Sorry. Nuisance calls are still clearly a menace despite our amendment that led to mandatory caller line identification. The problem with fines is that they are either very small and do not hurt the company or so big that they put the company out of business and it reappears as a phoenix company. Would the Minister give some consideration to giving the Information Commissioner the powers to hold directors of these companies to account, rather than simply relying on fines?
I will certainly be very polite during my trip to China. I thank the noble Baroness for her collaboration on this important issue during the passage of the Bill. We are bringing in a number of measures, including strengthening the direct marketing guidance, which includes the possibility of making consent time-bound, because one problem is that you tick the box and that may enable people to make nuisance calls. The point that she makes about directors, particularly where a company has gone bust as a result of a large fine, is one that we should look at.
My Lords, is the Minister aware that many of the companies that make cold calls take no account whatever of the regulations? They are not registered, there is no way of tracking them and they do not give their numbers, so what can be done to stop these people who are working outside the law? They are the ones who cause the most difficulty, especially to vulnerable elderly people.
This is a wider problem, what with changes online and the ability of criminals to work across borders. The answer is that we have to persist in complaining. Even if phone numbers are withheld, you need to report instances to the Information Commissioner, whether online or otherwise. We will find that over time some operators are being put out of business. I myself have found that when reporting an incident and discovering that the number is owned by a large company that has had a large fine. This is a complex area. We are trying to tackle it on a number of fronts through regulation, awareness and innovation. An innovation fund was set up last year by my right honourable friend the Chancellor to put money into novel options, and we are pursuing those.
My Lords, what advice is being given to vulnerable and older people at home who are being harassed mercilessly by these companies?
Caller identification can work, and more and more phones now have that option. We have allocated £500,000 of the fund set up by the Chancellor to the National Trading Standards scams team to provide call-blocking devices to vulnerable people. Generally, we are putting more money into awareness campaigns. Nuisance calls are a blight for the elderly, and this is an area where we all need to work together to try to do something about it.
My Lords, I congratulate the noble Baroness, Lady Seccombe, on her clairvoyance in putting down this Question so timeously, but I say to the Minister that it is not just a matter of calls from unscrupulous people and criminals, nor just a matter of calls to the elderly and vulnerable people. All of us are getting call after call, day after day, week after week, and we are getting fed up with it. What is the Minister going to do about it?

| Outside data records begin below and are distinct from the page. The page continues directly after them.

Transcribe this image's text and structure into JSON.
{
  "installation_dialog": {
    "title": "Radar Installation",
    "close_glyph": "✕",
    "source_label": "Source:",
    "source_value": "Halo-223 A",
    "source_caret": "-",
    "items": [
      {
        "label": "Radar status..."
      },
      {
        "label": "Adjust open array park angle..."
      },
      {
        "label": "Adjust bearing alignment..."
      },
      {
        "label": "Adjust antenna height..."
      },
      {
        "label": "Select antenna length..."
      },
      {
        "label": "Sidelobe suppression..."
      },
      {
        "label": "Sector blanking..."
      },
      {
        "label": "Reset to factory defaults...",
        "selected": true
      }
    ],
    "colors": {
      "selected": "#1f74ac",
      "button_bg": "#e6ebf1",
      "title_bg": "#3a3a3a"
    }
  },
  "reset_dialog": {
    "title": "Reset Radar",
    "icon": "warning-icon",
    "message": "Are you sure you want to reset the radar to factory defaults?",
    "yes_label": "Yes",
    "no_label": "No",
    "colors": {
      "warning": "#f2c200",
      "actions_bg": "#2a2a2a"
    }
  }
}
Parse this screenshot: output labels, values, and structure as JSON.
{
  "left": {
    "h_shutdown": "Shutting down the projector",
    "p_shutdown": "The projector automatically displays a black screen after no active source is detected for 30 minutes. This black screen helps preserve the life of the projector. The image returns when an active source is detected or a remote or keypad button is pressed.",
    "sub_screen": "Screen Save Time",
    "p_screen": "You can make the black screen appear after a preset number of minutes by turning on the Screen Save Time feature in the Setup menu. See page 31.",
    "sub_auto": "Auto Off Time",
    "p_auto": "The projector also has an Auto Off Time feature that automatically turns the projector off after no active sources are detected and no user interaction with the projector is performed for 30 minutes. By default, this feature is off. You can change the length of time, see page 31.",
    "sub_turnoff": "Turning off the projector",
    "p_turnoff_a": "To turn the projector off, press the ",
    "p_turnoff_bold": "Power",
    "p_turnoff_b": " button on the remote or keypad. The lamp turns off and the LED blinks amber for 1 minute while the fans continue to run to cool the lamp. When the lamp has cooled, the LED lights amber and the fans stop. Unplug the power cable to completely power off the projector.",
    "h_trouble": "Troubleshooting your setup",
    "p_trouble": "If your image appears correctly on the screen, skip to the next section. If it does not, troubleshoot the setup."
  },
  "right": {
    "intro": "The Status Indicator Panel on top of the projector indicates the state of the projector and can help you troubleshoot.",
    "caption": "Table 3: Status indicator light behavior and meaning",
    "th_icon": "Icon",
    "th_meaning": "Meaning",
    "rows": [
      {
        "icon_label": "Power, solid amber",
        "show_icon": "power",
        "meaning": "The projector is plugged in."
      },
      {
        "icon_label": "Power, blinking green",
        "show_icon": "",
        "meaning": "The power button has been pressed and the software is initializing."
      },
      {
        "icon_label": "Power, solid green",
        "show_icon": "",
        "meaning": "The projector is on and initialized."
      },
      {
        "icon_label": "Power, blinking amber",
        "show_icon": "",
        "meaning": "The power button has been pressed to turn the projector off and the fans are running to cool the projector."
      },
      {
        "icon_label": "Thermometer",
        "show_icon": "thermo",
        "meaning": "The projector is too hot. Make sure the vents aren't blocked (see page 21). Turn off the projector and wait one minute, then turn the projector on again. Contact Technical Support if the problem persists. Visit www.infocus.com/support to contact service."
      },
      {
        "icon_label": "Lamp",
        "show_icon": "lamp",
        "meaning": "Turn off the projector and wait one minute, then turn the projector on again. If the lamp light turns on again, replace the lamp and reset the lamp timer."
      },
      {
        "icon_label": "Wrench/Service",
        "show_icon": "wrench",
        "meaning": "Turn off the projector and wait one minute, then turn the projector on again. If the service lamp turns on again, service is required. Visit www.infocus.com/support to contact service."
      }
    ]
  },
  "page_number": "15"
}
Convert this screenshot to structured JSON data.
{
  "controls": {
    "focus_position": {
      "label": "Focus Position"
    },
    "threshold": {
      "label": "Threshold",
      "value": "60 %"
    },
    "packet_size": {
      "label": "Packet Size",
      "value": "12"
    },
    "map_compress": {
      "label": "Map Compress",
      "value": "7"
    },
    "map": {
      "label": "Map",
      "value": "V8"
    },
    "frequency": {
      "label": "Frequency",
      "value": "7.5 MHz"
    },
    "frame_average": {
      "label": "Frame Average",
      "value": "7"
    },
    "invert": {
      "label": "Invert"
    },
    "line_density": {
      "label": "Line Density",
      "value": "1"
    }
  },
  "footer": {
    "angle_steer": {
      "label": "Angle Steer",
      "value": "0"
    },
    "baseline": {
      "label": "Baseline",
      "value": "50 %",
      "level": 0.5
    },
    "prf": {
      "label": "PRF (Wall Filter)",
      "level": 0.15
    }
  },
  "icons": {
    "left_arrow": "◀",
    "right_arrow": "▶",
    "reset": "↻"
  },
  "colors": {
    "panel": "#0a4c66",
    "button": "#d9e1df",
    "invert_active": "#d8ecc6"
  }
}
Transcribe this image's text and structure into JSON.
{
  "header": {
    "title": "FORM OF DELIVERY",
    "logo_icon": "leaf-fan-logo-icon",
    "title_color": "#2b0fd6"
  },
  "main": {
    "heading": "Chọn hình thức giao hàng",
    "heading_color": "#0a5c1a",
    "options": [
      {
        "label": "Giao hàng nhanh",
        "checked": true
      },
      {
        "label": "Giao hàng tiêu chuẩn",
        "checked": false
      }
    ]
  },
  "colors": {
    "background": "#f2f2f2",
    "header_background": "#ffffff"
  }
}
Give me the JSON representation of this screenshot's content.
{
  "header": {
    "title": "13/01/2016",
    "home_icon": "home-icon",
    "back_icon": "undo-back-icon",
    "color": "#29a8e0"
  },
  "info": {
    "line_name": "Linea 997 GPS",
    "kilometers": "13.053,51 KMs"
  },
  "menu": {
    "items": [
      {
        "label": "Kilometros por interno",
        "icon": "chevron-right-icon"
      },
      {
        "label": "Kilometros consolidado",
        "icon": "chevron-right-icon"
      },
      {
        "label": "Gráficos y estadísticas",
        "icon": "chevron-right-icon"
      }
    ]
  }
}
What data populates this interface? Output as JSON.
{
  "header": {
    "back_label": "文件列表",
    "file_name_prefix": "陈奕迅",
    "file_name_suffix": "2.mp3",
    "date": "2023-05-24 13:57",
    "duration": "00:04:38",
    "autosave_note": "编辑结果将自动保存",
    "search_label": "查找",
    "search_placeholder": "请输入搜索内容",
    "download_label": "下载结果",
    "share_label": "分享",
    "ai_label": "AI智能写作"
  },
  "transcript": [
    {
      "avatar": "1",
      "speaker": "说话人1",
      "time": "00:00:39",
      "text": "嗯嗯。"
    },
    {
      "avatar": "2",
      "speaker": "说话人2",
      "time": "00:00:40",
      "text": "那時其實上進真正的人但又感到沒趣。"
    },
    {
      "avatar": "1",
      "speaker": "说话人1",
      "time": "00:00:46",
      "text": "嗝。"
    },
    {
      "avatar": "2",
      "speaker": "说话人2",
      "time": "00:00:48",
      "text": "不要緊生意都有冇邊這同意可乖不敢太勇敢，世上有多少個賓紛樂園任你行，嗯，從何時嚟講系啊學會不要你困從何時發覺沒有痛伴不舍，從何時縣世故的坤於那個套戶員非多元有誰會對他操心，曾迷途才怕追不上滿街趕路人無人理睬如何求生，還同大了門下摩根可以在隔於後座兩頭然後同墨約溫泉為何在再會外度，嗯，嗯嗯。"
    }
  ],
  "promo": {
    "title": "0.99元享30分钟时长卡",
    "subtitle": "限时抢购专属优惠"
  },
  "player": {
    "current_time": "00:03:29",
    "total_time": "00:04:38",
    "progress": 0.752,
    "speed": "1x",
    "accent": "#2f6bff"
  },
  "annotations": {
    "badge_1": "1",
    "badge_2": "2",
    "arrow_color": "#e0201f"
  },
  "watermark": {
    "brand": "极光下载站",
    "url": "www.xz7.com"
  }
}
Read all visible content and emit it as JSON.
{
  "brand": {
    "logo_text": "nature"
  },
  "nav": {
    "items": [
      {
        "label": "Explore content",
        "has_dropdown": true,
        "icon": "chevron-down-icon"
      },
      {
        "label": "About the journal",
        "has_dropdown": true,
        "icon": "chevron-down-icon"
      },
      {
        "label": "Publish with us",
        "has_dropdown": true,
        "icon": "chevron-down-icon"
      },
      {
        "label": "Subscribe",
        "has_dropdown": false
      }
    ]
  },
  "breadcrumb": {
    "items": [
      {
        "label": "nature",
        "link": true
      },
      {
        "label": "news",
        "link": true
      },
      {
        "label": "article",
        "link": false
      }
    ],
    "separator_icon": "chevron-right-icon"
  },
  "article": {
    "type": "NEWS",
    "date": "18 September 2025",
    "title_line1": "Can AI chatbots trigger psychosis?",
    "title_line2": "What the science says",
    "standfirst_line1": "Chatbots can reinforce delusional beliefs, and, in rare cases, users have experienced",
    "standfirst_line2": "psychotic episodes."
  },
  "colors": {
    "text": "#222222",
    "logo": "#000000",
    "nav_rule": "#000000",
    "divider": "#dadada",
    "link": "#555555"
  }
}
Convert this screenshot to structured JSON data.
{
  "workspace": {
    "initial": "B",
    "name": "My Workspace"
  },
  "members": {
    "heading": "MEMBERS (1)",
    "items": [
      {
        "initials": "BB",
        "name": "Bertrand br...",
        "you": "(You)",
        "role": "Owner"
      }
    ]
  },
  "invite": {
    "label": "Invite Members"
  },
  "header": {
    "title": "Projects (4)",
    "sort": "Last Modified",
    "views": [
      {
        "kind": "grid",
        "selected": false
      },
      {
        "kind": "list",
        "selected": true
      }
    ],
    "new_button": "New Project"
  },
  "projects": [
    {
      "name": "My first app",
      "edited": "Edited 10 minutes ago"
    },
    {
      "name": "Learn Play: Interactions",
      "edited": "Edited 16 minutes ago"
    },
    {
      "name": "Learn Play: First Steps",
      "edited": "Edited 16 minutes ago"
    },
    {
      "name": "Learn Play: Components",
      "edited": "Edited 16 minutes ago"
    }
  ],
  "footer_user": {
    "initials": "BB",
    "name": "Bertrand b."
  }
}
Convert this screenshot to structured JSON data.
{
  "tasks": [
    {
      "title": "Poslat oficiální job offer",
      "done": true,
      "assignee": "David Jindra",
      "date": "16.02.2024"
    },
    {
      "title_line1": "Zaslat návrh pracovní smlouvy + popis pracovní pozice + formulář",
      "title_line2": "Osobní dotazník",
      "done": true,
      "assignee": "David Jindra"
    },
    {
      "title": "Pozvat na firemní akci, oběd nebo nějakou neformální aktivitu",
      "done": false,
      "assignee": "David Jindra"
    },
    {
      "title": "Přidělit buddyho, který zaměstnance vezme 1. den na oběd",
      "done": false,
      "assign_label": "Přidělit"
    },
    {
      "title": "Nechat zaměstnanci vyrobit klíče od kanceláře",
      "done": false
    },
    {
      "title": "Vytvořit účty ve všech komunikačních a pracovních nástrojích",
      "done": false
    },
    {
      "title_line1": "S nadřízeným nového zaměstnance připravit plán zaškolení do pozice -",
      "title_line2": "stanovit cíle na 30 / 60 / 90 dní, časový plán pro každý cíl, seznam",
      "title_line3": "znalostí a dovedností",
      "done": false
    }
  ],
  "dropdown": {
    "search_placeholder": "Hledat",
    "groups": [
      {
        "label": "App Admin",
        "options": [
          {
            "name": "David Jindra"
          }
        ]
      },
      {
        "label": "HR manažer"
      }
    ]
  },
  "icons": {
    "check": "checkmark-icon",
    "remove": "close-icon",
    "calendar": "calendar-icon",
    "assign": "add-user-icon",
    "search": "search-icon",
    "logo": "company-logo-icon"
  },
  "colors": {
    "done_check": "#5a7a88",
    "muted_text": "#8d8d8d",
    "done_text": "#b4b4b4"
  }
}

As the Minister, I share the noble Lord’s frustration and am gradually trying to do something about it. We have raised the fines and are changing the regulations, and the evidence from Ofcom is that the volume of unsolicited marketing calls has fallen as a result. But of course there is more that we have to do.